Rombauts, Pascale A. MD*; Linden, Patrick M. MD†; Buyse, Annemie J. MD†; Snoecx, Michel P. MD†; Lysens, Roeland J. MD, PhD*; Gryspeerdt, Stefaan S. MD‡

Case Reports

Study Design. Case report of a 35-year-old woman with septic arthritis of a lumbar facet joint.

Objectives. To report a rare case of severe low back pain and the specific differential diagnostic problems.

Summary of Background Data. Differential diagnosis between spondylodiscitis and facet joint septic arthritis on a clinical basis is very difficult. The lesions of the joint appear on a plain film only approximately 1.5 months after onset of the symptoms. Although the radionuclide bone scan is sensitive and shows a more laterally and vertically localized uptake than in spondylodiscitis, this technique is not very specific. Computed tomography scan and magnetic resonance imaging are the most reliable investigations even at the very early stages of the disease. Confirmation of the diagnosis has to be obtained by blood cultures or, in exceptional cases, by direct puncture of the joint. Appropriate antibiotic treatment is in most cases sufficient to heal this lesion.

Methods. The etiology, clinical presentation, technical examinations, and treatment are reviewed.

Results. Computed tomography scan and magnetic resonance imaging complemented by positive blood cultures led to the very early diagnosis of septic arthritis of the lumbar facet joint in this relatively young patient.

Conclusions. With our case report we confirm the very small number of data reported in the literature, indicating that infections of the facet joint can be detected at a very early stage using magnetic resonance imaging and computed tomography scan.

Septic arthritis of the peripheral joints most frequently involves the knee, followed by the hips, shoulders, wrists, ankles, and elbows, respectively. The sternoclavicular and sacroiliac joints might be preferred spots in intravenous drug users. 1 However, septic arthritis of a lumbar facet joint is rare, with only a few cases reported in literature since 1981. In view of the serious complications with possible fatal outcome, we considered it worthwhile to present our case, especially because of the young age of the patient, 35 years of age, in comparison with the average age of 65 years at onset taken from the literature. 7

From the *Department of Physical Medicine and Rehabilitation, Faculty of Medicine, University of Leuven, Belgium; the †Departments of Physical Medicine and Rehabilitation and ‡Radiology, City Hospital, Roeselare, Belgium.

Acknowledgment date: July 8, 1999.

Acceptance date: October 12, 1999.

Address reprint requests to

Patrick M. Linden, MD

Department of Physical Medicine and Rehabilitation

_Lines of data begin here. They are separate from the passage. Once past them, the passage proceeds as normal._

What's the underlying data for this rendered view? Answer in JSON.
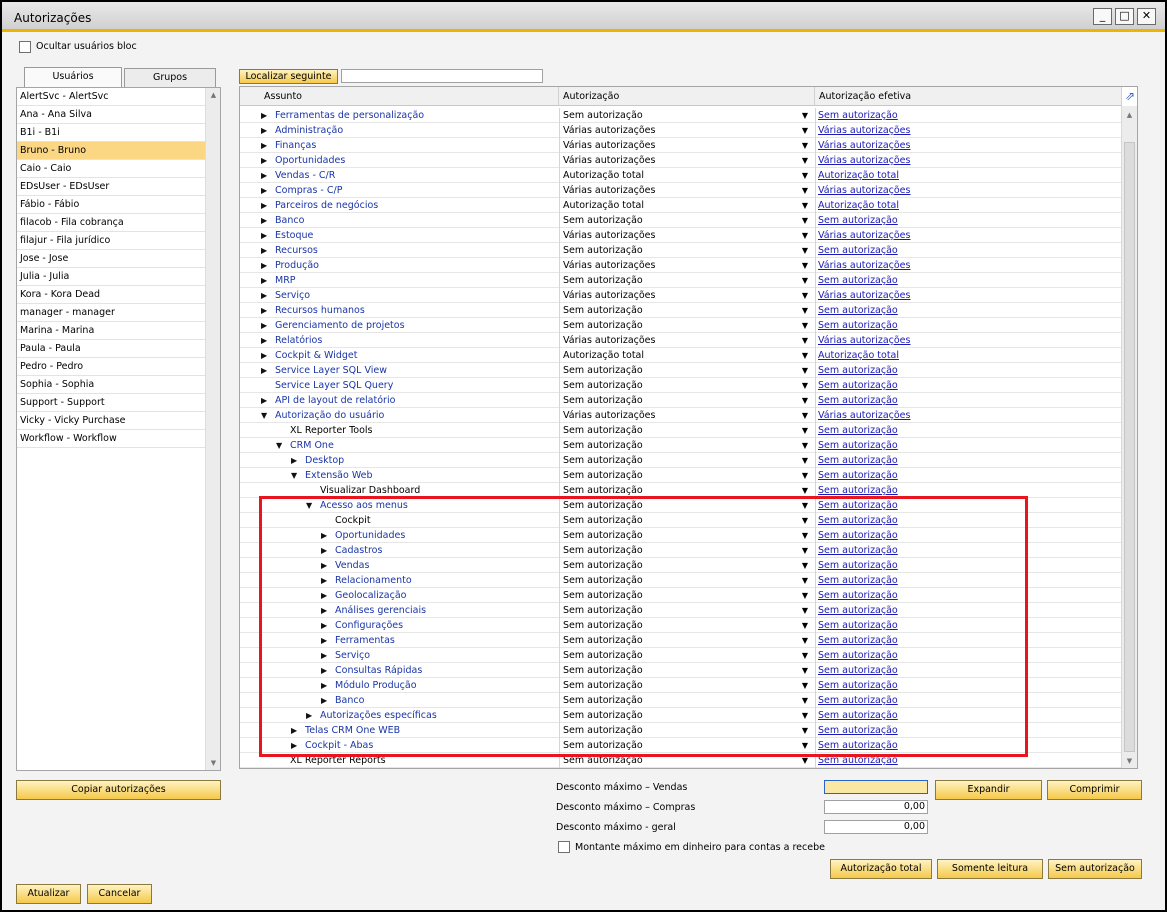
{
  "window": {
    "title": "Autorizações"
  },
  "hide_blocked_label": "Ocultar usuários bloc",
  "tabs": [
    "Usuários",
    "Grupos"
  ],
  "users": [
    "AlertSvc - AlertSvc",
    "Ana - Ana Silva",
    "B1i - B1i",
    "Bruno - Bruno",
    "Caio - Caio",
    "EDsUser - EDsUser",
    "Fábio - Fábio",
    "filacob - Fila cobrança",
    "filajur - Fila jurídico",
    "Jose - Jose",
    "Julia - Julia",
    "Kora - Kora Dead",
    "manager - manager",
    "Marina - Marina",
    "Paula - Paula",
    "Pedro - Pedro",
    "Sophia - Sophia",
    "Support - Support",
    "Vicky - Vicky Purchase",
    "Workflow - Workflow"
  ],
  "selected_user_index": 3,
  "find_next_label": "Localizar seguinte",
  "find_value": "",
  "columns": {
    "subject": "Assunto",
    "authorization": "Autorização",
    "effective": "Autorização efetiva"
  },
  "rows": [
    {
      "s": "Ferramentas de personalização",
      "a": "Sem autorização",
      "e": "Sem autorização",
      "lvl": 0,
      "t": "c",
      "link": true
    },
    {
      "s": "Administração",
      "a": "Várias autorizações",
      "e": "Várias autorizações",
      "lvl": 0,
      "t": "c",
      "link": true
    },
    {
      "s": "Finanças",
      "a": "Várias autorizações",
      "e": "Várias autorizações",
      "lvl": 0,
      "t": "c",
      "link": true
    },
    {
      "s": "Oportunidades",
      "a": "Várias autorizações",
      "e": "Várias autorizações",
      "lvl": 0,
      "t": "c",
      "link": true
    },
    {
      "s": "Vendas - C/R",
      "a": "Autorização total",
      "e": "Autorização total",
      "lvl": 0,
      "t": "c",
      "link": true
    },
    {
      "s": "Compras - C/P",
      "a": "Várias autorizações",
      "e": "Várias autorizações",
      "lvl": 0,
      "t": "c",
      "link": true
    },
    {
      "s": "Parceiros de negócios",
      "a": "Autorização total",
      "e": "Autorização total",
      "lvl": 0,
      "t": "c",
      "link": true
    },
    {
      "s": "Banco",
      "a": "Sem autorização",
      "e": "Sem autorização",
      "lvl": 0,
      "t": "c",
      "link": true
    },
    {
      "s": "Estoque",
      "a": "Várias autorizações",
      "e": "Várias autorizações",
      "lvl": 0,
      "t": "c",
      "link": true
    },
    {
      "s": "Recursos",
      "a": "Sem autorização",
      "e": "Sem autorização",
      "lvl": 0,
      "t": "c",
      "link": true
    },
    {
      "s": "Produção",
      "a": "Várias autorizações",
      "e": "Várias autorizações",
      "lvl": 0,
      "t": "c",
      "link": true
    },
    {
      "s": "MRP",
      "a": "Sem autorização",
      "e": "Sem autorização",
      "lvl": 0,
      "t": "c",
      "link": true
    },
    {
      "s": "Serviço",
      "a": "Várias autorizações",
      "e": "Várias autorizações",
      "lvl": 0,
      "t": "c",
      "link": true
    },
    {
      "s": "Recursos humanos",
      "a": "Sem autorização",
      "e": "Sem autorização",
      "lvl": 0,
      "t": "c",
      "link": true
    },
    {
      "s": "Gerenciamento de projetos",
      "a": "Sem autorização",
      "e": "Sem autorização",
      "lvl": 0,
      "t": "c",
      "link": true
    },
    {
      "s": "Relatórios",
      "a": "Várias autorizações",
      "e": "Várias autorizações",
      "lvl": 0,
      "t": "c",
      "link": true
    },
    {
      "s": "Cockpit & Widget",
      "a": "Autorização total",
      "e": "Autorização total",
      "lvl": 0,
      "t": "c",
      "link": true
    },
    {
      "s": "Service Layer SQL View",
      "a": "Sem autorização",
      "e": "Sem autorização",
      "lvl": 0,
      "t": "c",
      "link": true
    },
    {
      "s": "Service Layer SQL Query",
      "a": "Sem autorização",
      "e": "Sem autorização",
      "lvl": 0,
      "t": "n",
      "link": true
    },
    {
      "s": "API de layout de relatório",
      "a": "Sem autorização",
      "e": "Sem autorização",
      "lvl": 0,
      "t": "c",
      "link": true
    },
    {
      "s": "Autorização do usuário",
      "a": "Várias autorizações",
      "e": "Várias autorizações",
      "lvl": 0,
      "t": "e",
      "link": true
    },
    {
      "s": "XL Reporter Tools",
      "a": "Sem autorização",
      "e": "Sem autorização",
      "lvl": 1,
      "t": "n",
      "link": false
    },
    {
      "s": "CRM One",
      "a": "Sem autorização",
      "e": "Sem autorização",
      "lvl": 1,
      "t": "e",
      "link": true
    },
    {
      "s": "Desktop",
      "a": "Sem autorização",
      "e": "Sem autorização",
      "lvl": 2,
      "t": "c",
      "link": true
    },
    {
      "s": "Extensão Web",
      "a": "Sem autorização",
      "e": "Sem autorização",
      "lvl": 2,
      "t": "e",
      "link": true
    },
    {
      "s": "Visualizar Dashboard",
      "a": "Sem autorização",
      "e": "Sem autorização",
      "lvl": 3,
      "t": "n",
      "link": false
    },
    {
      "s": "Acesso aos menus",
      "a": "Sem autorização",
      "e": "Sem autorização",
      "lvl": 3,
      "t": "e",
      "link": true
    },
    {
      "s": "Cockpit",
      "a": "Sem autorização",
      "e": "Sem autorização",
      "lvl": 4,
      "t": "n",
      "link": false
    },
    {
      "s": "Oportunidades",
      "a": "Sem autorização",
      "e": "Sem autorização",
      "lvl": 4,
      "t": "c",
      "link": true
    },
    {
      "s": "Cadastros",
      "a": "Sem autorização",
      "e": "Sem autorização",
      "lvl": 4,
      "t": "c",
      "link": true
    },
    {
      "s": "Vendas",
      "a": "Sem autorização",
      "e": "Sem autorização",
      "lvl": 4,
      "t": "c",
      "link": true
    },
    {
      "s": "Relacionamento",
      "a": "Sem autorização",
      "e": "Sem autorização",
      "lvl": 4,
      "t": "c",
      "link": true
    },
    {
      "s": "Geolocalização",
      "a": "Sem autorização",
      "e": "Sem autorização",
      "lvl": 4,
      "t": "c",
      "link": true
    },
    {
      "s": "Análises gerenciais",
      "a": "Sem autorização",
      "e": "Sem autorização",
      "lvl": 4,
      "t": "c",
      "link": true
    },
    {
      "s": "Configurações",
      "a": "Sem autorização",
      "e": "Sem autorização",
      "lvl": 4,
      "t": "c",
      "link": true
    },
    {
      "s": "Ferramentas",
      "a": "Sem autorização",
      "e": "Sem autorização",
      "lvl": 4,
      "t": "c",
      "link": true
    },
    {
      "s": "Serviço",
      "a": "Sem autorização",
      "e": "Sem autorização",
      "lvl": 4,
      "t": "c",
      "link": true
    },
    {
      "s": "Consultas Rápidas",
      "a": "Sem autorização",
      "e": "Sem autorização",
      "lvl": 4,
      "t": "c",
      "link": true
    },
    {
      "s": "Módulo Produção",
      "a": "Sem autorização",
      "e": "Sem autorização",
      "lvl": 4,
      "t": "c",
      "link": true
    },
    {
      "s": "Banco",
      "a": "Sem autorização",
      "e": "Sem autorização",
      "lvl": 4,
      "t": "c",
      "link": true
    },
    {
      "s": "Autorizações específicas",
      "a": "Sem autorização",
      "e": "Sem autorização",
      "lvl": 3,
      "t": "c",
      "link": true
    },
    {
      "s": "Telas CRM One WEB",
      "a": "Sem autorização",
      "e": "Sem autorização",
      "lvl": 2,
      "t": "c",
      "link": true
    },
    {
      "s": "Cockpit - Abas",
      "a": "Sem autorização",
      "e": "Sem autorização",
      "lvl": 2,
      "t": "c",
      "link": true
    },
    {
      "s": "XL Reporter Reports",
      "a": "Sem autorização",
      "e": "Sem autorização",
      "lvl": 1,
      "t": "n",
      "link": false
    }
  ],
  "discounts": {
    "sales_label": "Desconto máximo – Vendas",
    "sales_value": "",
    "purchases_label": "Desconto máximo – Compras",
    "purchases_value": "0,00",
    "general_label": "Desconto máximo - geral",
    "general_value": "0,00",
    "cash_label": "Montante máximo em dinheiro para contas a recebe"
  },
  "buttons": {
    "expand": "Expandir",
    "collapse": "Comprimir",
    "copy": "Copiar autorizações",
    "full": "Autorização total",
    "readonly": "Somente leitura",
    "none": "Sem autorização",
    "update": "Atualizar",
    "cancel": "Cancelar"
  }
}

City Hospital

Brugsesteenweg 90

8800 Roeselare, Belgium

E-mail: patrick.linden@skynet.be

Device status category: 1.

Conflict of interest category: 12.

© 2000 Lippincott Williams & Wilkins, Inc.